You can create generic array of map

  1. Create list of map.

     List<Map<String, ?>> myData = new ArrayList<Map<String, ?>>();
    
  2. Initialize array.

     Map<String,?>[]myDataArray=new HashMap[myData .size()];
    
  3. Populate data in array from list.

     myDataArray=myData.toArray(myDataArry);
    

Array of HashMaps (Beginning Java forum at Coderanch), Win a copy of Modern Programming Made Easy: Using Java, Scala, I m trying to create an array of HashMaps in the following way on NetBeans 6.8 1. HashMap[] map = new HashMap[ 10 ]; Use a collection class instead of an array, for example an ArrayList - because that can be resized dynamically. One-Dimensional Arrays : The general form of a one-dimensional array declaration is. type var-name[]; OR type[] var-name; Instantiating an Array in Java. var-name = new type [size]; For Example

Creating and storing arrays in a map : Map « Collections « Java , Creating and storing arrays in a map : Map « Collections « Java Tutorial. array[​0] = 0; array[1] = 1; array[2] = 2; map.put("array", array); Iterator<String> iter = map​. Creating a Type-Specific Map: creates a map whose keys are Integer objects and values are String objects. Create an array containing the keys in a map. How to Instantiate an Object in Java. Webucator provides instructor-led training to students throughout the US and Canada. We have trained over 90,000 students from over 16,000 organizations on technologies such as Microsoft ASP.NET, Microsoft Office, Azure, Windows, Java, Adobe, Python, SQL, JavaScript, Angular and much more.

Arrays of objects | Think Java, One possibility is a String containing things like "Spade" for suits and "Queen" for ranks. We mean to define a mapping between a sequence of numbers and the Or we can create the array and initialize the elements at the same time, as we  Instantiating an Object of ArrayList. Listing 1 illustrates an object called rowList, which is an array of arrays. As you can see, the data type is Object[]. This data type allows for a flexible approach. Listing 1 Instantiating an Object of ArrayList ArrayList<Object[]> rowList = new ArrayList<Object[]>();

Initializing arrays in Java, Arrays are a helpful data type for managing elements in contiguous memory location. There are many other ways to initialize an array in Java. What I mean by "array-like" is that a Map defines a collection of objects whose 

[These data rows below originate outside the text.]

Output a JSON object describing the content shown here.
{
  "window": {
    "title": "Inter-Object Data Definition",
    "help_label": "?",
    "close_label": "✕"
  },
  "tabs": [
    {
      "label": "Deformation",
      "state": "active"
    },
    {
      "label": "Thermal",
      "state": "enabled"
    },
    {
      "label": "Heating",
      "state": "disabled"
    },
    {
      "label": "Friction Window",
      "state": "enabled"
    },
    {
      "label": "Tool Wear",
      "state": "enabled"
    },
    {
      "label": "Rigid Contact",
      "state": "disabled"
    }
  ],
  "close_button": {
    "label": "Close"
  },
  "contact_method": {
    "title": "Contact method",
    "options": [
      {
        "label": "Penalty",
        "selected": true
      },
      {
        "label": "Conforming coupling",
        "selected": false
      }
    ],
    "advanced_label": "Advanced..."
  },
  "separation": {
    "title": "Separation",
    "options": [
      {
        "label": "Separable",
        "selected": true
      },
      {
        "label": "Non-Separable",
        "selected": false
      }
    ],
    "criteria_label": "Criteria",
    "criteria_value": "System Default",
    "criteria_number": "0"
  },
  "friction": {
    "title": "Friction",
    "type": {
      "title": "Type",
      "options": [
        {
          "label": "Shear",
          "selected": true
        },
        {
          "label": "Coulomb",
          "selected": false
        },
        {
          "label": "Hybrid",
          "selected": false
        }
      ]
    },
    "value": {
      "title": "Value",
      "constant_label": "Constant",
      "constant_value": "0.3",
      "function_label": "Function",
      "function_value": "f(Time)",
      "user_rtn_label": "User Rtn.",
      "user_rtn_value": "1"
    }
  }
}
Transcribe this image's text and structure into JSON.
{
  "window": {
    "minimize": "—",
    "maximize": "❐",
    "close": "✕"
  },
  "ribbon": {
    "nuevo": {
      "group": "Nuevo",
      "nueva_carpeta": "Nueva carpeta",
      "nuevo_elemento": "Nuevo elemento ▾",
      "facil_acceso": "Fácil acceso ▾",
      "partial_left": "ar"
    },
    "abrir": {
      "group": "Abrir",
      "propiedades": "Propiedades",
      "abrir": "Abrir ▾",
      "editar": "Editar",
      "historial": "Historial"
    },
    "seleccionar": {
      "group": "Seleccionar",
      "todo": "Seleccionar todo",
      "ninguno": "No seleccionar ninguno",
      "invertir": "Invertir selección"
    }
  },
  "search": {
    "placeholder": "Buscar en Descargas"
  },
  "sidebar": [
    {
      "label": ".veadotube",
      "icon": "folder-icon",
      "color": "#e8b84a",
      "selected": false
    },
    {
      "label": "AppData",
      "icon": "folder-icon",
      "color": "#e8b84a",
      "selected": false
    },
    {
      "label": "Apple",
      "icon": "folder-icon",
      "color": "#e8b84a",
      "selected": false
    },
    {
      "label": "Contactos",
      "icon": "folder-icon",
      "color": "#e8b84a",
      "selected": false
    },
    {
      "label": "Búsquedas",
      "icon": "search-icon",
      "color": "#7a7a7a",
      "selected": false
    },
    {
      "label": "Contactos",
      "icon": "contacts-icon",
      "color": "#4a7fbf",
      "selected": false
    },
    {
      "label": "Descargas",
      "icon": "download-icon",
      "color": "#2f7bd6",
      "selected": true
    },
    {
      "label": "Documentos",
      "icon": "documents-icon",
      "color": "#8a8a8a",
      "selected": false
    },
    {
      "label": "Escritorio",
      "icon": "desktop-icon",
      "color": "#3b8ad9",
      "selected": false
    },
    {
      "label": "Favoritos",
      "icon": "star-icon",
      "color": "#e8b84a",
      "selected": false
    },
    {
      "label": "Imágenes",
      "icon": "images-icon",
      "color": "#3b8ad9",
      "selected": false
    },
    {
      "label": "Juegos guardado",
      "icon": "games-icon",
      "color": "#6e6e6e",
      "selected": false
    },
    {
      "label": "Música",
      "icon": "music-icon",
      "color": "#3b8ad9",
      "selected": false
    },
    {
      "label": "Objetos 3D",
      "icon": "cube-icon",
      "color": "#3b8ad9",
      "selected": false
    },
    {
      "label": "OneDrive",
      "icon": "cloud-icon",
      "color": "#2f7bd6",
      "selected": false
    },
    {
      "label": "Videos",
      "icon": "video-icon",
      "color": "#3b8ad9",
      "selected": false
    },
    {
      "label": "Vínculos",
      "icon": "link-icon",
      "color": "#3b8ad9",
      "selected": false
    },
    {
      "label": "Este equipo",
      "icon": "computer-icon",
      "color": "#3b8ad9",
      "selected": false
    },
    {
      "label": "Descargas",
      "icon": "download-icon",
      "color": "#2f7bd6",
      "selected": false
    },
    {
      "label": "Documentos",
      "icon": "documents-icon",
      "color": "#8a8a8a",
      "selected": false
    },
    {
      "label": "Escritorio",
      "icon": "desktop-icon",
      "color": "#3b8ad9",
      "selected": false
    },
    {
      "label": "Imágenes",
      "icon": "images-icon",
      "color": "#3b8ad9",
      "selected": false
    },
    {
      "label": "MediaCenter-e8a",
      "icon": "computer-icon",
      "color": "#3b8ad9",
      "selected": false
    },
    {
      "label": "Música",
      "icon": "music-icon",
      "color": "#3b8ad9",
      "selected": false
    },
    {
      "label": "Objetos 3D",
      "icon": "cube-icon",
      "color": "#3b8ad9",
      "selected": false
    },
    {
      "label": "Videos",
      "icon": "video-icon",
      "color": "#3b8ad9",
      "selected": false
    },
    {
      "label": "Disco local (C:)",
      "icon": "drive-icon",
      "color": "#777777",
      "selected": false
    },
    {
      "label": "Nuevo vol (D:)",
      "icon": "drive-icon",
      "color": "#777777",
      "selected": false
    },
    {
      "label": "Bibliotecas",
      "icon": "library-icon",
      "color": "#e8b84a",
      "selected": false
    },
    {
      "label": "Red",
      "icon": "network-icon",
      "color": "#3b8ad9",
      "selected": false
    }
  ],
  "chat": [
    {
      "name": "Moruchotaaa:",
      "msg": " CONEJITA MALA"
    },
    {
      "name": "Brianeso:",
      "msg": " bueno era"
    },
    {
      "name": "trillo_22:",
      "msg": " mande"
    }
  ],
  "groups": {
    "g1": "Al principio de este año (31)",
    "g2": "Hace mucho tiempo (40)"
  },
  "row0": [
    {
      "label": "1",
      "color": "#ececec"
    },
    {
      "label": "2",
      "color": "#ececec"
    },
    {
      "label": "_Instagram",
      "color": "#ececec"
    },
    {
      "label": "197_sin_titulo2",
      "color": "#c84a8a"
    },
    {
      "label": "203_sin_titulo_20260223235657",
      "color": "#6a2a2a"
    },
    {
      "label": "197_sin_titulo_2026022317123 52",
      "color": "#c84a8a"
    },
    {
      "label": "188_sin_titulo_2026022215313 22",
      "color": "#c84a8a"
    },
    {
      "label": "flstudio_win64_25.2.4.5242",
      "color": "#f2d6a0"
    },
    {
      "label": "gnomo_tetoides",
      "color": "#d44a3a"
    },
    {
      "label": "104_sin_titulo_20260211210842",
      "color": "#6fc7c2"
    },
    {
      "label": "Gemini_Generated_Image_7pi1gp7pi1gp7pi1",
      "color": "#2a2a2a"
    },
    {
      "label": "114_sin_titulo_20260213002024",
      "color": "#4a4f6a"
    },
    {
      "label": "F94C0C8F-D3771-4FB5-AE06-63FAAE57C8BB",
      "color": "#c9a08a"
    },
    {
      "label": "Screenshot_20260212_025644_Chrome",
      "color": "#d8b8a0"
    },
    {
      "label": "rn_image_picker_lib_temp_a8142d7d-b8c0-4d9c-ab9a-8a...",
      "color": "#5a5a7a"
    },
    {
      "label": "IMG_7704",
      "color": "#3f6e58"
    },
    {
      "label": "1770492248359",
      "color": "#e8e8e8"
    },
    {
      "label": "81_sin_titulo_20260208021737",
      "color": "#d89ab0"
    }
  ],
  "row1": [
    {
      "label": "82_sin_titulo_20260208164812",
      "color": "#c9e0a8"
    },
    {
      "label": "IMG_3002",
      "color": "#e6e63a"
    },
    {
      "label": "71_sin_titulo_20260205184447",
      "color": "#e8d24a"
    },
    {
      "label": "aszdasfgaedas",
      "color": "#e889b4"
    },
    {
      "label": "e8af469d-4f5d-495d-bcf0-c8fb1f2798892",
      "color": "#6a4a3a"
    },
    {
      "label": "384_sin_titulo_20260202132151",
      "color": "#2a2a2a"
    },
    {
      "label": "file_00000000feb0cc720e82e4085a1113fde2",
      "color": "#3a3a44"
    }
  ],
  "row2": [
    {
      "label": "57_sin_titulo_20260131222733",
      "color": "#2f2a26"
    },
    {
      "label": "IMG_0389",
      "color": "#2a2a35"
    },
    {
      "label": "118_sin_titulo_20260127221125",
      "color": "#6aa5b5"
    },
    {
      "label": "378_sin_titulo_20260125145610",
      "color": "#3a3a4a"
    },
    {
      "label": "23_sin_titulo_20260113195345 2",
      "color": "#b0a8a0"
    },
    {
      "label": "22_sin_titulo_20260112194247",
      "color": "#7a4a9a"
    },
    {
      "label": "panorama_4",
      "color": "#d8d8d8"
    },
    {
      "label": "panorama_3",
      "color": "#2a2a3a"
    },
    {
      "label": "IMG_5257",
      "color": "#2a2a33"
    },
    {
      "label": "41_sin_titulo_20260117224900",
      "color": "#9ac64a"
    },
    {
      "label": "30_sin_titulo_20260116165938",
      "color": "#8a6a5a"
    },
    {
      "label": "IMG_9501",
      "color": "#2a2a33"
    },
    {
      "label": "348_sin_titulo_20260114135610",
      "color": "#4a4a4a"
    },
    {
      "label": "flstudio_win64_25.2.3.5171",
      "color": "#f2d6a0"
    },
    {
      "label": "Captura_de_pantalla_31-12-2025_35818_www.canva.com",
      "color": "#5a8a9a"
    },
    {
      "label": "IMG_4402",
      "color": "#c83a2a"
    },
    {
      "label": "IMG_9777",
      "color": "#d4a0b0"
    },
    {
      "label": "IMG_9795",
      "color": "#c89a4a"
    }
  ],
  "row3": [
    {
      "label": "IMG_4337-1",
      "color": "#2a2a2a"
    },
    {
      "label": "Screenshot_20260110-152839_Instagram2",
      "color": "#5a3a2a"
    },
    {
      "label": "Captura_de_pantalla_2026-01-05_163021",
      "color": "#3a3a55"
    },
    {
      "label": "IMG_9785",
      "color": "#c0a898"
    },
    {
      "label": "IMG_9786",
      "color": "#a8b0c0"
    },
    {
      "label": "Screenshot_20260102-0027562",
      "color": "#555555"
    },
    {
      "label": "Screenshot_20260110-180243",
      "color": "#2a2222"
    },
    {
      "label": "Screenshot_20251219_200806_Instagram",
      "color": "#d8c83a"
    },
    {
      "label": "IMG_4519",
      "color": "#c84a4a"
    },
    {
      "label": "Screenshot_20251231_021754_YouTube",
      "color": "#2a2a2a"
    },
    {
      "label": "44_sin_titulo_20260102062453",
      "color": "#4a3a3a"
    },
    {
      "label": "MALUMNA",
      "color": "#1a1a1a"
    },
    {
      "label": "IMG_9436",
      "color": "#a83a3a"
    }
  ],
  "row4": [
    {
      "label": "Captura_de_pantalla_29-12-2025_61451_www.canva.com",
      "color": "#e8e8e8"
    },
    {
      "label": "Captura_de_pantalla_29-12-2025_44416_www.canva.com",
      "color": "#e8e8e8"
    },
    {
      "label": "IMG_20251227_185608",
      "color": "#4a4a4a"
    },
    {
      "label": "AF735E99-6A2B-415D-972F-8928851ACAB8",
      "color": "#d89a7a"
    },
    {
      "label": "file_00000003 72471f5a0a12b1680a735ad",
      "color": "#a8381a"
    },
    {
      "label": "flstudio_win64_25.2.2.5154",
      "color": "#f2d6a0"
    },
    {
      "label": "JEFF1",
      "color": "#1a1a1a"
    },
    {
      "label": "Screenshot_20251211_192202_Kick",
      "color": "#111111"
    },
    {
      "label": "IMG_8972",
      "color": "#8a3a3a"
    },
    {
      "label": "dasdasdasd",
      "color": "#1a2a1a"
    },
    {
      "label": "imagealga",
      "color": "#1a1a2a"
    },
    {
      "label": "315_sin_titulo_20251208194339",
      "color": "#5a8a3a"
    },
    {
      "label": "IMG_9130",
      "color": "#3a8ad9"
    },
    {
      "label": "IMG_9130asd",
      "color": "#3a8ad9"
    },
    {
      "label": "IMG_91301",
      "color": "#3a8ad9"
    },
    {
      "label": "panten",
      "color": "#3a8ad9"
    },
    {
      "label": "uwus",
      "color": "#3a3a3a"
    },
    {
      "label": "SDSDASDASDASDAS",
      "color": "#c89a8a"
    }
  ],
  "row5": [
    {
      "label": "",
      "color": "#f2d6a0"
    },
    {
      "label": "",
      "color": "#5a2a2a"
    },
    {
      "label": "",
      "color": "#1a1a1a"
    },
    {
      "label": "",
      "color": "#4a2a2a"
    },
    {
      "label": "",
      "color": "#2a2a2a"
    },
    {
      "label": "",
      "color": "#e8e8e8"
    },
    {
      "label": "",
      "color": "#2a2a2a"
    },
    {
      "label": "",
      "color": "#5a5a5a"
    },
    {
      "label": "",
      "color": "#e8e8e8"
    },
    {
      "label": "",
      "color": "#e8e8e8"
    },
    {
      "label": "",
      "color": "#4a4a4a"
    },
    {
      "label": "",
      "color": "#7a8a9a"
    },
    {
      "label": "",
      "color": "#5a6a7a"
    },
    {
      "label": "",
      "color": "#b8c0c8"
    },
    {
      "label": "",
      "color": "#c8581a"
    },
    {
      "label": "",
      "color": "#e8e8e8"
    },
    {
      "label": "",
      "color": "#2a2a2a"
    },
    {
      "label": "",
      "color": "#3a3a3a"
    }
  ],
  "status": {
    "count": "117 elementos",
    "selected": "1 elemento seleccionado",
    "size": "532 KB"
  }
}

Comments
  • The example is IMO not convincing. You can already break type safety far easier with plain arrays - look at ArrayStoreException.
  • That's part of the point. Arrays are arguably broken because they're covariant -- you can assign a Subclass array to something that wants a Superclass array. At least you get the ArrayStoreException the instant you try to insert something that shouldn't be in the array. With generics, you wouldn't even get the exception. Because of erasure, a List<T> performs no runtime checking that the thing you're inserting is actually of type T. The checking is all done at compile time, so it's all the more important that the types be statically sound.
  • You beat me by seconds. I might suggest you use Collection instead, that way you can switch to a Set implementation if you need to as well.
  • @Drew: Great idea! I'll add it to my answer as an alternative.
  • The link you posted says that the leagl way to do what the OP wants is myMaps = new Map<?,?>[count]. But it also says that this is a dangerous thing to do, and that mixing arrays and generic containers is a bad thing in general.
  • somebody should tell this to Springframework team, who expect you provide them an array of generic Maps for JDBC batch operations: NamedParameterJdbcTemplate.batchUpdate(String sql, Map<String, ?>[] batchValues) docs.spring.io/spring-framework/docs/current/javadoc-api/org/…
  • @SuppressWarnings is the only way to not get a warning, but why separate method? I feel annotating the assignment is a better choice.
  • The warning is saying that something is being done wrong. Just suppressing it is a really bad idea.
  • @Tom Hawtin If it were always wrong it would be an error and not a warning. So with due care it is sometimes (rarely) ok to suppress a warning, if there is no better way to achieve the same goal.
  • That's not right: "Type mismatch: cannot convert from Map<String,Integer> to Map<String,Integer>[]".
  • Strange, you're correct - guess I never did that in practice.